**Solution:**

Nothing needs to be done to either data equation. When added together, the CH_{3}Cl will cancel out, leaving the desired target equation.Add the two enthalpies for the final answer: −205.4 kJ

**Problem #10:** Find the enthalpy change for the formation of phosphorus pentachloride from its elements:

P(s) +^{5}⁄_{2}Cl_{2}(g) ---> PCl_{5}(s)

Use the following thermochemical equations.

PCl _{5}(s) ---> PCl_{3}(g) + Cl_{2}(g)ΔH = 87.9 kJ 2P(s) + 3Cl _{2}(g) ---> 2PCl_{3}(g)ΔH = −574 kJ

**Solution:**

1) Reverse the first data equation:

PCl_{3}(g) + Cl_{2}(g) ---> PCl_{5}(s) ΔH = −87.9 kJ

2) Divide the second data equation by 2:

P(s) +^{3}⁄_{2}Cl_{2}(g) ---> PCl_{3}(g) ΔH = −287 kJ

3) Add the two chemical equations from steps 1 and 2:

PCl_{3}cancels and the enthalpy of the target reaction is −374.9 kJ

**Bonus Problem:** Given the following two reactions at 298 K and 1 atm pressure:

N _{2}(g) + O_{2}(g) ---> 2NO(g)ΔH _{1}NO(g) + ^{1}⁄_{2}O_{2}(g) ---> NO_{2}(g)ΔH _{2}

which of the statements below correctly describes the $\text{\Delta H}{\text{}}_{\mathrm{f}}^{\mathrm{o}}$
for NO_{2}(g)?

(A) ΔH_{1}

(B) ΔH_{2}

(C) ΔH_{2}+^{1}⁄_{2}ΔH_{1}

(D) ΔH_{2}-^{1}⁄_{2}ΔH_{1}

(E) ΔH_{2}+ ΔH_{1}

**Solution:**

1) The target equation we want is the formation reaction for NO_{2}(g):

^{1}⁄_{2}N_{2}(g) + O_{2}(g) ---> NO_{2}(g)

2) We get that by doing this:

^{1}⁄_{2}N_{2}(g) +^{1}⁄_{2}O_{2}(g) ---> NO(g)^{1}⁄_{2}ΔH_{1}NO(g) + ^{1}⁄_{2}O_{2}(g) ---> NO_{2}(g)ΔH _{2}

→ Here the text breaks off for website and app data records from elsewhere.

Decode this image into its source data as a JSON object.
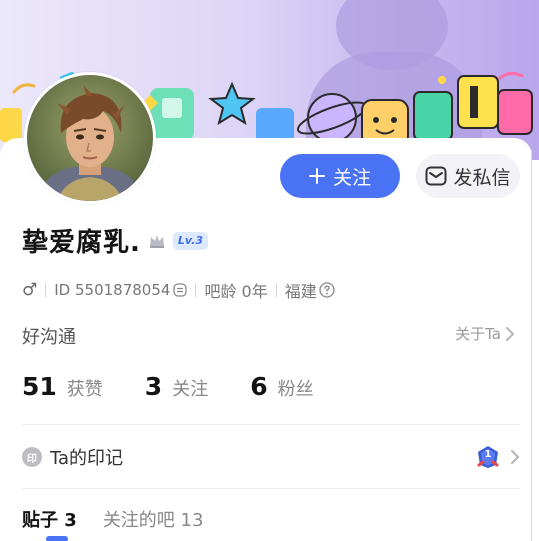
{
  "header": {
    "follow_label": "关注",
    "message_label": "发私信"
  },
  "profile": {
    "name": "挚爱腐乳.",
    "level": "Lv.3",
    "gender_symbol": "♂",
    "id_text": "ID 5501878054",
    "age_text": "吧龄 0年",
    "location": "福建",
    "tag": "好沟通",
    "about_link": "关于Ta"
  },
  "stats": [
    {
      "value": "51",
      "label": "获赞"
    },
    {
      "value": "3",
      "label": "关注"
    },
    {
      "value": "6",
      "label": "粉丝"
    }
  ],
  "imprint": {
    "icon_char": "印",
    "label": "Ta的印记",
    "badge_number": "1"
  },
  "tabs": {
    "posts_label": "贴子",
    "posts_count": "3",
    "followed_bars_label": "关注的吧",
    "followed_bars_count": "13"
  },
  "colors": {
    "accent": "#4a72f5",
    "banner_purple": "#c8b8f0"
  },
  "icons": [
    "plus-icon",
    "envelope-icon",
    "crown-icon",
    "copy-icon",
    "question-icon",
    "chevron-right-icon",
    "medal-icon"
  ]
}
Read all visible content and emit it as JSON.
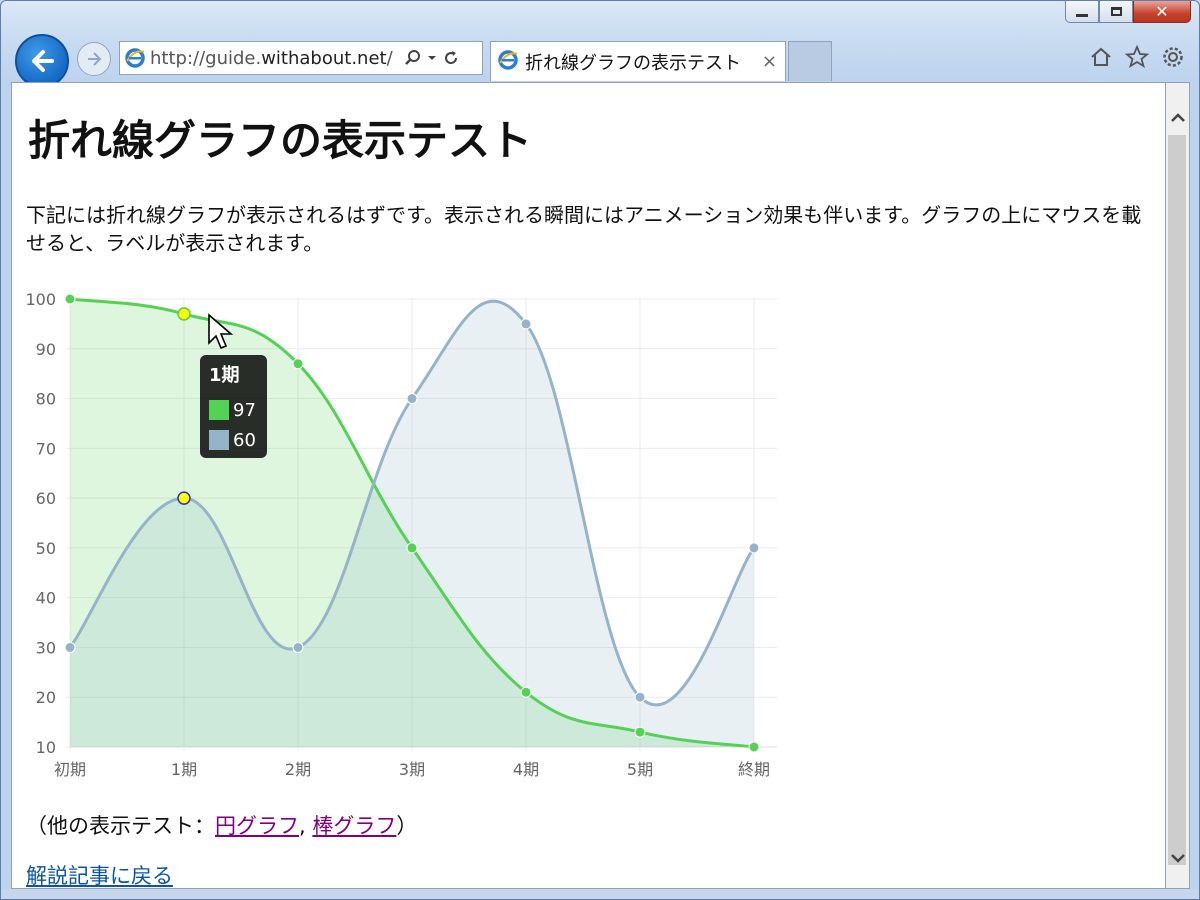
{
  "browser": {
    "url_prefix": "http://guide.",
    "url_domain": "withabout.net",
    "url_suffix": "/",
    "tab_title": "折れ線グラフの表示テスト",
    "tab_close": "×",
    "close_glyph": "✕"
  },
  "page": {
    "heading": "折れ線グラフの表示テスト",
    "description": "下記には折れ線グラフが表示されるはずです。表示される瞬間にはアニメーション効果も伴います。グラフの上にマウスを載せると、ラベルが表示されます。",
    "others_prefix": "（他の表示テスト：",
    "link_pie": "円グラフ",
    "separator": ",",
    "link_bar": "棒グラフ",
    "others_suffix": "）",
    "back_link": "解説記事に戻る"
  },
  "tooltip": {
    "title": "1期",
    "value1": "97",
    "value2": "60"
  },
  "chart_data": {
    "type": "line",
    "categories": [
      "初期",
      "1期",
      "2期",
      "3期",
      "4期",
      "5期",
      "終期"
    ],
    "series": [
      {
        "values": [
          100,
          97,
          87,
          50,
          21,
          13,
          10
        ],
        "color": "#55d155",
        "fill": "rgba(120,220,120,0.25)"
      },
      {
        "values": [
          30,
          60,
          30,
          80,
          95,
          20,
          50
        ],
        "color": "#96b4c8",
        "fill": "rgba(151,187,205,0.22)"
      }
    ],
    "yticks": [
      100,
      90,
      80,
      70,
      60,
      50,
      40,
      30,
      20,
      10
    ],
    "ylim": [
      10,
      100
    ],
    "grid": true,
    "highlighted_index": 1,
    "highlight_color": "#ffff00"
  }
}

3) Adding the two above equations yields the target equation. When we add the equations together, we also add the enthalpies together:

^{1}⁄_{2}ΔH_{1}+ ΔH_{2}answer choice C